Syed Mohammad Shabbar Zaidi, former Federal Minister and former chairman FBR, addressed misconceptions about taxes in Pakistan, highlighting that 54% of tax revenue is allocated to provinces, which often show surplus budgets. He questioned the accountability of provincial spending, noting that funds are frequently used for luxuries rather than essential projects. A significant portion of federal taxes goes towards debt servicing, while provinces also collect their own taxes. Due to political reasons, the government avoids tax collection, especially in real estate. Zaidi compared Pakistan’s low property taxes to higher rates in Indian cities like Pune, pointing out disparities. Non-taxpayers often question the return on their taxes.

At the Economy Festival 2024, experts addressed the critical issue of election manipulation in Pakistan.

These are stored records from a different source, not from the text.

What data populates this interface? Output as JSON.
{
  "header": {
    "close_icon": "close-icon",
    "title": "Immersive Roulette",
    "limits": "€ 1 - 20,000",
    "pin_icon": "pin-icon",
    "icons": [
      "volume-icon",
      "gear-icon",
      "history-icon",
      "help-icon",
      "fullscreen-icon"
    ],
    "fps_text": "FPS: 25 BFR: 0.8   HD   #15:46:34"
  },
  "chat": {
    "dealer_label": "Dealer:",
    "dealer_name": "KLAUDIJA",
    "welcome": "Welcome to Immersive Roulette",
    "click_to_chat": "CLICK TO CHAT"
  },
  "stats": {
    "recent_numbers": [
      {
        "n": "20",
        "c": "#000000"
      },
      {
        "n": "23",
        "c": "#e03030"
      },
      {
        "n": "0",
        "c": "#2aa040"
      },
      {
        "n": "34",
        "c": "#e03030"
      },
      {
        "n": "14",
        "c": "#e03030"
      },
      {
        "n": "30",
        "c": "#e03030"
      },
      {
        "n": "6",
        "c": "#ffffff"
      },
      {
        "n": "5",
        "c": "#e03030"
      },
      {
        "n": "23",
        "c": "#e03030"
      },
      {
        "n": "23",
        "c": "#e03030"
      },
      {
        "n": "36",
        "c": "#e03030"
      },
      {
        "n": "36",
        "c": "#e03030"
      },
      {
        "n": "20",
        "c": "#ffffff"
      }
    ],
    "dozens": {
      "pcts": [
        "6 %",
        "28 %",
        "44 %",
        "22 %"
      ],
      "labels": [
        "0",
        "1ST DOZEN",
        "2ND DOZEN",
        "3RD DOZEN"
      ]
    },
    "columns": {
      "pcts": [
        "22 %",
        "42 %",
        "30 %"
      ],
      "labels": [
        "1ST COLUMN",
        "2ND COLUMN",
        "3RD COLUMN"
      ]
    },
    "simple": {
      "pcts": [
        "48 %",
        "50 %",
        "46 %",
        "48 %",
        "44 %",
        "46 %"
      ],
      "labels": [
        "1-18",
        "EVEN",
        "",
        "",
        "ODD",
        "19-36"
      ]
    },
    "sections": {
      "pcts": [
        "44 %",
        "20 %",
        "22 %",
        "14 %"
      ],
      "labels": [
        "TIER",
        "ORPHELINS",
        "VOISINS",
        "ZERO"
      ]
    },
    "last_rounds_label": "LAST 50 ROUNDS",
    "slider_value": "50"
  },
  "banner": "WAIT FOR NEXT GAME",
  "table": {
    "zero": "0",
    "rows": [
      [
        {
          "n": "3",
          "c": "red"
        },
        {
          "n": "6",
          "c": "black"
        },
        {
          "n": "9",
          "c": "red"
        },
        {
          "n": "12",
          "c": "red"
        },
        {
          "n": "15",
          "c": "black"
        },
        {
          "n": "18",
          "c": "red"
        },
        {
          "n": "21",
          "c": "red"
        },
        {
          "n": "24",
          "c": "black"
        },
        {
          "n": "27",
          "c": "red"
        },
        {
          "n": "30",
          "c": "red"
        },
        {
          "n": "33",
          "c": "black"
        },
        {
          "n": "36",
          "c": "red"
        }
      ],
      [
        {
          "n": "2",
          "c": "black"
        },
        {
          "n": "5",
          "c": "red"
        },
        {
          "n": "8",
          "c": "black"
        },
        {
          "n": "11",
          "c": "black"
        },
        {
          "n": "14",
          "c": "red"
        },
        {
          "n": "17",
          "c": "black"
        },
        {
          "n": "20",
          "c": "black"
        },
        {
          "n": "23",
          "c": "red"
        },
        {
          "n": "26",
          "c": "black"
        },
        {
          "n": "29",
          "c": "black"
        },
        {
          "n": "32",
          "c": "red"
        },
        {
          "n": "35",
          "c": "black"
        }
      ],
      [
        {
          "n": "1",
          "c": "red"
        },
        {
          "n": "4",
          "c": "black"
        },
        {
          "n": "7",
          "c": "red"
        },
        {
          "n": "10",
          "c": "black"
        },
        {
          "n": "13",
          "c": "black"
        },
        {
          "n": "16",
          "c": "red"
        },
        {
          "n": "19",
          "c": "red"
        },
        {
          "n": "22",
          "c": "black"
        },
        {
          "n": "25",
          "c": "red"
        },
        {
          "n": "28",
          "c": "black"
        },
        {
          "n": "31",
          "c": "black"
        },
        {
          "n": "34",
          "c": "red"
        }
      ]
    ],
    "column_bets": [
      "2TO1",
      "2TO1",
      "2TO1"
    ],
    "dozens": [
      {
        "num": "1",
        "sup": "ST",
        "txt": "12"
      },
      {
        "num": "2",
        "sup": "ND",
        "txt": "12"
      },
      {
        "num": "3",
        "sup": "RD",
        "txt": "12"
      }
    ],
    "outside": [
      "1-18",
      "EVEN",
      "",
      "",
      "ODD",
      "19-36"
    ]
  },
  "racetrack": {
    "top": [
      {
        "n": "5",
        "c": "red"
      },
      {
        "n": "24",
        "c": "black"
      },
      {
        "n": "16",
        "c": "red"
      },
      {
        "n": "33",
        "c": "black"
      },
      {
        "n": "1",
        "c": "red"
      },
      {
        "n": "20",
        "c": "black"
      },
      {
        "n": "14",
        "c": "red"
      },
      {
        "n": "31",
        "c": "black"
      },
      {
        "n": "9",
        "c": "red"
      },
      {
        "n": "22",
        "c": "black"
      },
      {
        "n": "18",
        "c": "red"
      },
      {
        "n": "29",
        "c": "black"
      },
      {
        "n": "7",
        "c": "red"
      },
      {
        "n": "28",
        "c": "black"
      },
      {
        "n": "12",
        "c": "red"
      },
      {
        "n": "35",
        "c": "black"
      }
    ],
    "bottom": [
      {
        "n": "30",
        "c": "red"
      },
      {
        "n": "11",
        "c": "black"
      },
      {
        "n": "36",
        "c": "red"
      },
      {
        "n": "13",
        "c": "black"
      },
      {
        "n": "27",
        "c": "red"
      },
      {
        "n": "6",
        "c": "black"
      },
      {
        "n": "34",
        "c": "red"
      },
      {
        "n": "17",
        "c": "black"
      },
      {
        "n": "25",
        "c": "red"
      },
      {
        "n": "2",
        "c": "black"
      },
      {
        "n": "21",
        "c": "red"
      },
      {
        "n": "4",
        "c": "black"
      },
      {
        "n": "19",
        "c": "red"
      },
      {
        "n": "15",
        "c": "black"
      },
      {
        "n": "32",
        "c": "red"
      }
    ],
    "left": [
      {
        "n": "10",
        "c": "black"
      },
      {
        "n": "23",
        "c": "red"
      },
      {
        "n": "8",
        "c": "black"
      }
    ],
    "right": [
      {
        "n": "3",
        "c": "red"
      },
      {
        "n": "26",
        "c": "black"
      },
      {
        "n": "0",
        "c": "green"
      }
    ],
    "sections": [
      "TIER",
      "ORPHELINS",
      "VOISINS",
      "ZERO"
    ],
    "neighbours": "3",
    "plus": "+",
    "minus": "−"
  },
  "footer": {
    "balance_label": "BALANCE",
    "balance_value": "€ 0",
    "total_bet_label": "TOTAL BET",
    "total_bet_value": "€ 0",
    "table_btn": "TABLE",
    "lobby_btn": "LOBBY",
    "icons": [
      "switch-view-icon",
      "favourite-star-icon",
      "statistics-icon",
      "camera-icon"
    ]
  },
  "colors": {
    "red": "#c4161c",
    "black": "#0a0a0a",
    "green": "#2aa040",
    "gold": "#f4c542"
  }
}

Rasul Bakhsh Rais highlighted the need to enforce the constitution and ensure judicial independence to achieve genuine democratic transition. Arifa Noor and Saroop Ijaz discussed systemic issues, including media dependence on government revenue and structural voting challenges, advocating for political solutions to restore trust in elections and democracy. They called for broader political engagement, electoral reforms, and better representation for marginalized regions to address these challenges and reduce incentives for election rigging.

Shahid Kardar highlighted that Pakistan has participated in approximately 14 IMF programs over the last three decades and now has 58 withholding taxes, which account for 70% of direct tax payments. He pointed out that the Neelum-Jhelum project, initially contracted for 85 billion rupees in 2007, has exceeded 500 billion rupees and remains incomplete. Mehtab Haider noted that while individuals in Pakistan are advancing, the country as a whole is regressing due to widespread cleverness and self-interest. He identified elite capture, particularly by the military and judiciary, as a major issue, emphasizing the need for reforms among the powerful. Dr. Nadeem expressed opposition to the IMF’s focus on taxation over growth, which he believes hinders economic progress. Kardar called for adjusting misplaced priorities, reducing import duties to foster competition, and reviewing the NFC Award. He stressed that the coexistence of the current power sector and the country’s development is unsustainable, suggesting the formation of a financial commission and the shutdown of the FBR, with Mehtab Haider adding that an alternative should be proposed if the FBR is closed.